Description: Introduction to explosion effects. Air-blast. Fragmentation. Single-Degree-of-Freedom (SDOF) analysis. Equivalent SDOF systems. Pressure-impulse diagrams. Energy solutions. Steel design. Reinforced concrete design. Masonry design. Progressive collapse. Windows and doors.
Prerequisites: CIVE 854 and permission
Description: Advanced studies involving pipe and culvert hydraulics, rapidly-varied flow in open channels, sediment transport, river mechanics, control, and design.
Description: Examination of the theory and experimental evidence available to characterize the movement of chemicals in soil. Both saturated and unsaturated flow conditions examined. Initial presentation of basic theoretical concepts. Remainder of class a discussion of the literature.
Description: Principles and modeling of fluid flow and solute transport in the vadose zone. Topics include hydraulic properties of variably saturated media, application of Darcy's Law in variably saturated media, hydrologic and transport processes in the vadose zone, and solution of steady and unsteady flow problems using numerical techniques including finite element methods. Contemporary vadose zone models will be applied to engineering flow and transport problems. Review and synthesis of classic and contemporary research literature on vadose zone hydrology will be embedded in the course.
Description: Theory of flow and contaminant transport in porous media including groundwater flow, multiphase flow, equilibrium contaminant distribution, reactive transport of contaminants, and colloid transport in porous media.
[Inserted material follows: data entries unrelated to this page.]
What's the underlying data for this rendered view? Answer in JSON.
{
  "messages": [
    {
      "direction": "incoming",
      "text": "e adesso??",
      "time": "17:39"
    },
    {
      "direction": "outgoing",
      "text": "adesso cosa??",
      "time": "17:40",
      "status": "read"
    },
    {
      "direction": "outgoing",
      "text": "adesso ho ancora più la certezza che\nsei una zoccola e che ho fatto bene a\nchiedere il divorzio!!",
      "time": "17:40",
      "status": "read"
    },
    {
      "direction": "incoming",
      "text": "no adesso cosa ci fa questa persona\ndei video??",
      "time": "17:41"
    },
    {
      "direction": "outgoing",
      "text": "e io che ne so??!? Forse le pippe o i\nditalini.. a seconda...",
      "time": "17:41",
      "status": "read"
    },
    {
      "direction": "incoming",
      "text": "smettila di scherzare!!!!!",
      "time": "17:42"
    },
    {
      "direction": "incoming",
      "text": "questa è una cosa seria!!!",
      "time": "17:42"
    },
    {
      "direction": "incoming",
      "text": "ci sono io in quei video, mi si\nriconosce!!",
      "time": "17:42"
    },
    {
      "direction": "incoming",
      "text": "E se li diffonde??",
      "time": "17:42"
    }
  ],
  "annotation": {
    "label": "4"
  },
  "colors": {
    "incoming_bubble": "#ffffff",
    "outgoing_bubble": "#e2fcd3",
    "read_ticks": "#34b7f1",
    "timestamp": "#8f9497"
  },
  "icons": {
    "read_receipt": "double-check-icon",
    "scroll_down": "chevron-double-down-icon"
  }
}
Description: The place of mass transit in solving urban transportation problems: transit system and terminal characteristics and planning criteria. Speed, capacity, accessibility, and operation of mass transit systems. Future prospects in transit technology and case studies of existing systems.
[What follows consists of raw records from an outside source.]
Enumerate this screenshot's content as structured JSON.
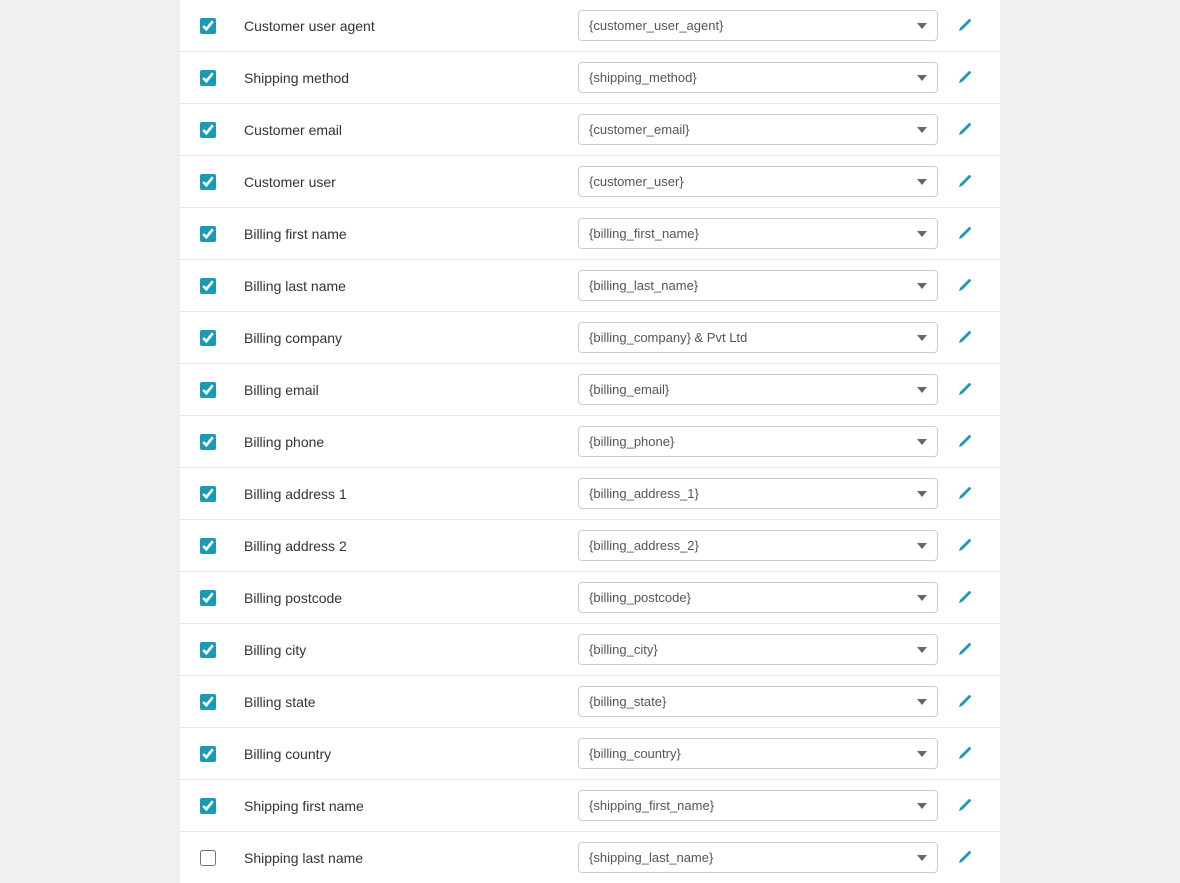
{
  "rows": [
    {
      "id": "customer_user_agent",
      "label": "Customer user agent",
      "value": "{customer_user_agent}",
      "checked": true
    },
    {
      "id": "shipping_method",
      "label": "Shipping method",
      "value": "{shipping_method}",
      "checked": true
    },
    {
      "id": "customer_email",
      "label": "Customer email",
      "value": "{customer_email}",
      "checked": true
    },
    {
      "id": "customer_user",
      "label": "Customer user",
      "value": "{customer_user}",
      "checked": true
    },
    {
      "id": "billing_first_name",
      "label": "Billing first name",
      "value": "{billing_first_name}",
      "checked": true
    },
    {
      "id": "billing_last_name",
      "label": "Billing last name",
      "value": "{billing_last_name}",
      "checked": true
    },
    {
      "id": "billing_company",
      "label": "Billing company",
      "value": "{billing_company} & Pvt Ltd",
      "checked": true
    },
    {
      "id": "billing_email",
      "label": "Billing email",
      "value": "{billing_email}",
      "checked": true
    },
    {
      "id": "billing_phone",
      "label": "Billing phone",
      "value": "{billing_phone}",
      "checked": true
    },
    {
      "id": "billing_address_1",
      "label": "Billing address 1",
      "value": "{billing_address_1}",
      "checked": true
    },
    {
      "id": "billing_address_2",
      "label": "Billing address 2",
      "value": "{billing_address_2}",
      "checked": true
    },
    {
      "id": "billing_postcode",
      "label": "Billing postcode",
      "value": "{billing_postcode}",
      "checked": true
    },
    {
      "id": "billing_city",
      "label": "Billing city",
      "value": "{billing_city}",
      "checked": true
    },
    {
      "id": "billing_state",
      "label": "Billing state",
      "value": "{billing_state}",
      "checked": true
    },
    {
      "id": "billing_country",
      "label": "Billing country",
      "value": "{billing_country}",
      "checked": true
    },
    {
      "id": "shipping_first_name",
      "label": "Shipping first name",
      "value": "{shipping_first_name}",
      "checked": true
    },
    {
      "id": "shipping_last_name",
      "label": "Shipping last name",
      "value": "{shipping_last_name}",
      "checked": false
    }
  ],
  "icons": {
    "edit": "pencil-icon"
  }
}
Description: Geographic Information Systems (GIS) structure, functions, and concepts such as spatial data models, relational databases, and spatial analyses. GIS project planning, management, and applications to transportation-related issues.
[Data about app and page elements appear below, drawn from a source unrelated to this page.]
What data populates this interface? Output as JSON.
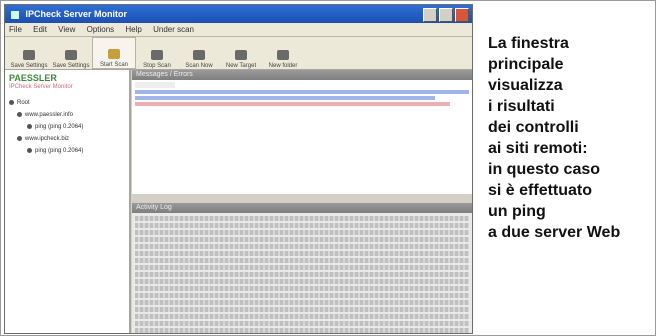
{
  "window": {
    "title": "IPCheck Server Monitor"
  },
  "menu": [
    "File",
    "Edit",
    "View",
    "Options",
    "Help",
    "Under scan"
  ],
  "toolbar": [
    {
      "label": "Save Settings",
      "icon": "folder-icon",
      "active": false
    },
    {
      "label": "Save Settings",
      "icon": "disk-icon",
      "active": false
    },
    {
      "label": "Start Scan",
      "icon": "play-icon",
      "active": true
    },
    {
      "label": "Stop Scan",
      "icon": "stop-icon",
      "active": false
    },
    {
      "label": "Scan Now",
      "icon": "arrow-icon",
      "active": false
    },
    {
      "label": "New Target",
      "icon": "target-icon",
      "active": false
    },
    {
      "label": "New folder",
      "icon": "folder-new-icon",
      "active": false
    }
  ],
  "sidebar": {
    "logo": "PAESSLER",
    "subtitle": "IPCheck Server Monitor",
    "tree": [
      "Root",
      "www.paessler.info",
      "ping (ping 0.2064)",
      "www.ipcheck.biz",
      "ping (ping 0.2064)"
    ]
  },
  "panels": {
    "messages_title": "Messages / Errors",
    "log_title": "Activity Log"
  },
  "caption": [
    "La finestra",
    "principale",
    "visualizza",
    "i risultati",
    "dei controlli",
    "ai siti remoti:",
    "in questo caso",
    "si è effettuato",
    "un ping",
    "a due server Web"
  ],
  "colors": {
    "titlebar": "#1d4fb0",
    "logo": "#3c8a3c",
    "error_text": "#e0747a",
    "info_text": "#3a6adb"
  }
}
Prerequisites: STAT 801A and permission
Description: Highway safety issues and appropriate accident data analyses. Quantify changes in safety when modifications are made to highways in an effort to enhance safety. Judge reported safety improvements and carry out appropriate analyses for assessing the effectiveness of safety improvements.
Description: Analysis of traffic characteristics as applied to traffic engineering facility design and flow optimization. Capacity of expressways, ramps, weaving sections, and intersections. Analytical approaches to flow analysis, queueing theory, flow density relationships, and traffic simulation.
Description: Principles of traffic control. Design an analysis of intersection, arterial street, network, and freeway control systems. Traffic surveillance and driver information systems.
Description: Community growth and development based on planning decisions regarding land use whereby transportation facilities are fitted to land use. Economic studies that consider the consequences to transportation agencies, users, and nonusers. Agency expenditures, capital outlay and annual expenses for maintenance and operations. User consequences such as vehicle operating costs; commercial time costs; accident costs; discomfort and inconvenience costs; and assignment of money valuations to pleasure, recreation, and culture. Nonusers consequences such as cost reductions or increases in public services; increases in value of crops and natural resources where areas become more readily accessible; changes in business and industrial activities; and increase or decrease of residential property values.
Description: Operations research techniques for modeling system performance and design of transportation services. Routing and scheduling problems. Network equilibration and partially distributed queuing systems.
Description: Current topics, research projects, and review of current literature in the various areas of civil engineering.
Description: Reading and evaluation of technical publications concerned with theory and/or experimental data. Subsequent assignments are coordinated with the student's particular interests in his/her field of specialization.
Prerequisites: Admission to doctoral degree program and permission of supervisory committee chair